If you get an email purporting to come from Twitter suggesting that you have forgotten your password, even though you know exactly what it is, you will not be alone. It would appear that around 55,000 people have already received these fake notifications which, as if you haven't guessed, are malicious link-filled spam.

The Websense Security Labs ThreatSeeker Network warns that the spam contains a link to a compromised site which will attempt to download a malicious executable named password.exe that is actually another of those rogue AV applications, this one being identified as Protection Center Safebrowser.

The payload is somewhat more mature than most rogue AV scams in that is will display some of the malware files it installs on the user's desktop, making it obvious that the computer has been infected - and so making the perhaps not so fake after all attack notification more believable.

Still, anyone with a modicum of common sense should be safe enough as they won't click through the links in an email telling them they have forgotten their Twitter password when they have not. The usual advice for those who are a little hard of thinking when it comes to matters of online security applies: always connect directly to the website concerned, or send a new email to customer support, rather than click links in any unsolicited email that arouses suspicion.

Votes + Comments
7
Contributors
7
Replies
8
Views
7 Years
Discussion Span
Last Post by joelchrist
0

Unfortunately, the spammers know that some people will click. Even with a CTR of 3% which is industry norm for links in emails, it is still about 1500. This is significant.

0

It's a social engineering trick: user gets official looking email telling them they can reset their password as requested by following a link, users thinks someone has been trying to access their account and decides to reset the password just in case.

It will also catch those busy or security dumb folk who quickly scan an official looking password reset email and click the link without even thinking.

As InsightsDigital says, the click through rate may be low but you only need a few people to fall for any given malware scam and the numbers soon start adding up.

0

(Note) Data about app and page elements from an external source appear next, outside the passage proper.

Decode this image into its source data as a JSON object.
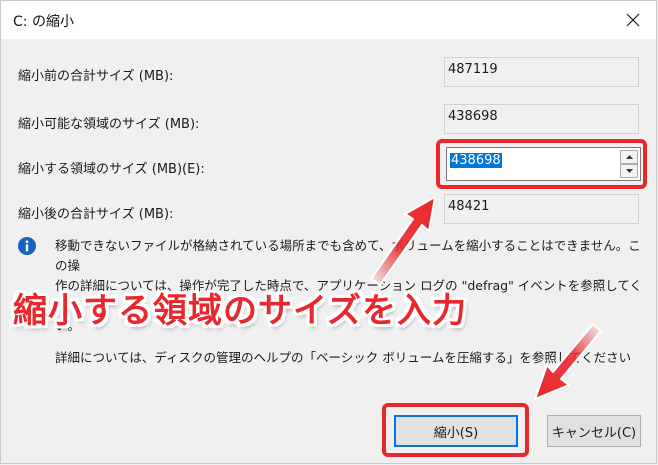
{
  "window": {
    "title": "C: の縮小"
  },
  "fields": [
    {
      "label": "縮小前の合計サイズ (MB):",
      "value": "487119"
    },
    {
      "label": "縮小可能な領域のサイズ (MB):",
      "value": "438698"
    },
    {
      "label": "縮小する領域のサイズ (MB)(E):",
      "value": "438698"
    },
    {
      "label": "縮小後の合計サイズ (MB):",
      "value": "48421"
    }
  ],
  "info": {
    "line1": "移動できないファイルが格納されている場所までも含めて、ボリュームを縮小することはできません。この操",
    "line2": "作の詳細については、操作が完了した時点で、アプリケーション ログの \"defrag\" イベントを参照してくださ",
    "line3": "い。"
  },
  "callout": "縮小する領域のサイズを入力",
  "help_text": "詳細については、ディスクの管理のヘルプの「ベーシック ボリュームを圧縮する」を参照してください",
  "buttons": {
    "shrink": "縮小(S)",
    "cancel": "キャンセル(C)"
  },
  "colors": {
    "highlight_red": "#e8282c",
    "selection_blue": "#0078d7",
    "info_icon_blue": "#1565c0"
  }
}
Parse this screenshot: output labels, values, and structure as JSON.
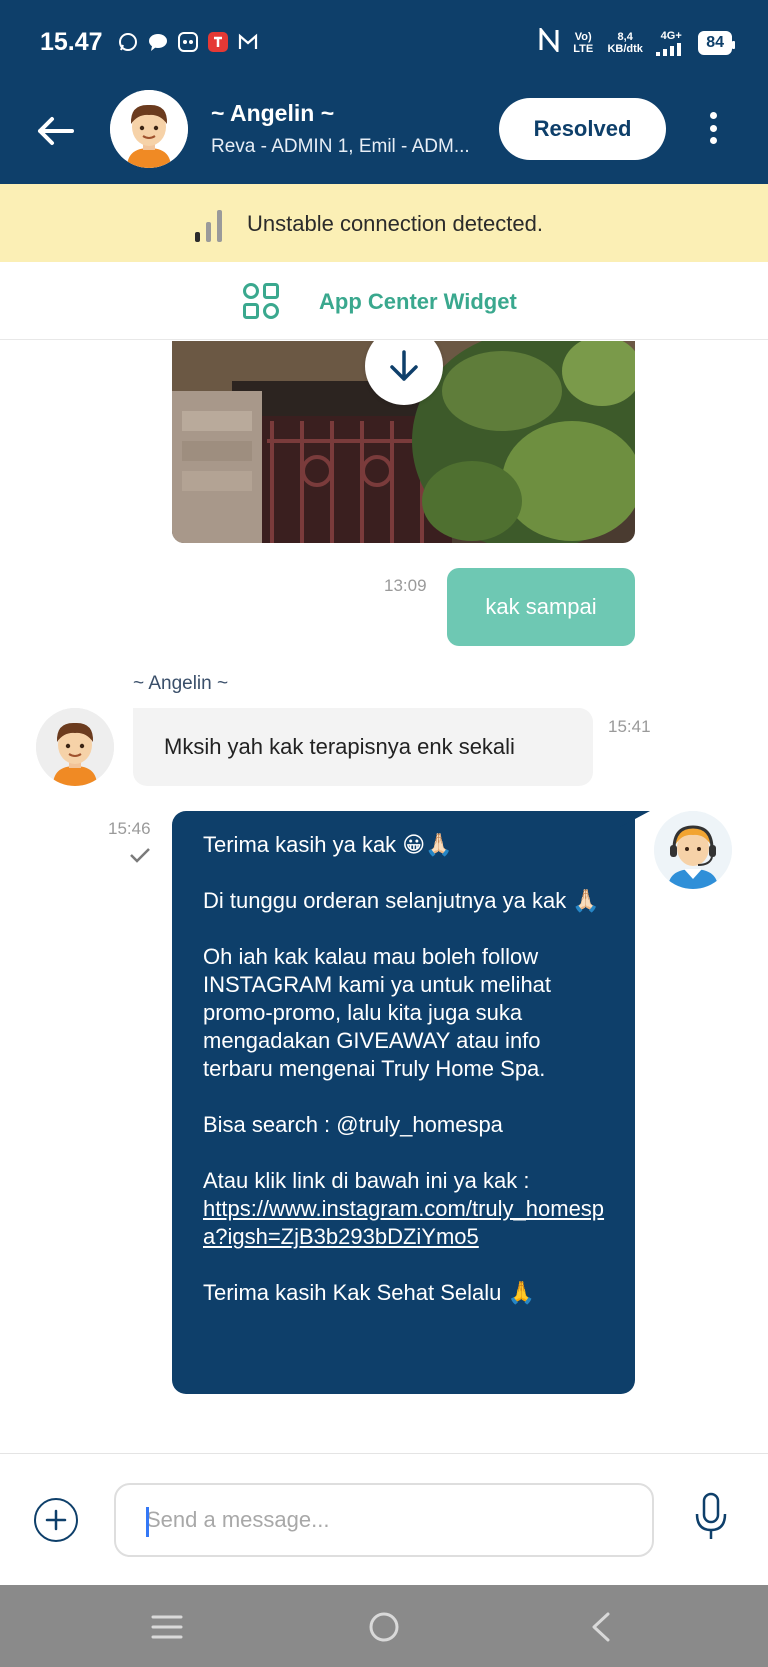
{
  "status_bar": {
    "time": "15.47",
    "net_label": "Vo) LTE",
    "speed": "8,4 KB/dtk",
    "network": "4G+",
    "battery": "84"
  },
  "header": {
    "title": "~ Angelin ~",
    "subtitle": "Reva - ADMIN 1, Emil - ADM...",
    "resolved_label": "Resolved"
  },
  "banner": {
    "warning_text": "Unstable connection detected."
  },
  "widget": {
    "label": "App Center Widget"
  },
  "messages": [
    {
      "type": "image"
    },
    {
      "type": "sent",
      "time": "13:09",
      "text": "kak sampai"
    },
    {
      "type": "received",
      "sender": "~ Angelin ~",
      "time": "15:41",
      "text": "Mksih yah kak terapisnya enk sekali"
    },
    {
      "type": "agent",
      "time": "15:46",
      "lines": [
        "Terima kasih ya kak 😀🙏🏻",
        "Di tunggu orderan selanjutnya ya kak 🙏🏻",
        "Oh iah kak kalau mau boleh follow INSTAGRAM kami ya untuk melihat promo-promo, lalu kita juga suka mengadakan GIVEAWAY atau info terbaru mengenai Truly Home Spa.",
        "Bisa search  : @truly_homespa",
        "Atau klik link di bawah ini ya kak :",
        "https://www.instagram.com/truly_homespa?igsh=ZjB3b293bDZiYmo5",
        "Terima kasih Kak Sehat Selalu 🙏"
      ]
    }
  ],
  "composer": {
    "placeholder": "Send a message..."
  },
  "colors": {
    "primary": "#0e3f6a",
    "sent_bubble": "#6ec8b3",
    "accent_green": "#3aa88e",
    "warning_bg": "#fbefb5"
  }
}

Unfornately, this happens more often than one would thought - it happens with Linkedin, AOL, Amazon, etc. That is why it is really important to look at the address of the redirect - not the address that the email claims it will take you.

Have something to contribute to this discussion? Please be thoughtful, detailed and courteous, and be sure to adhere to our posting rules.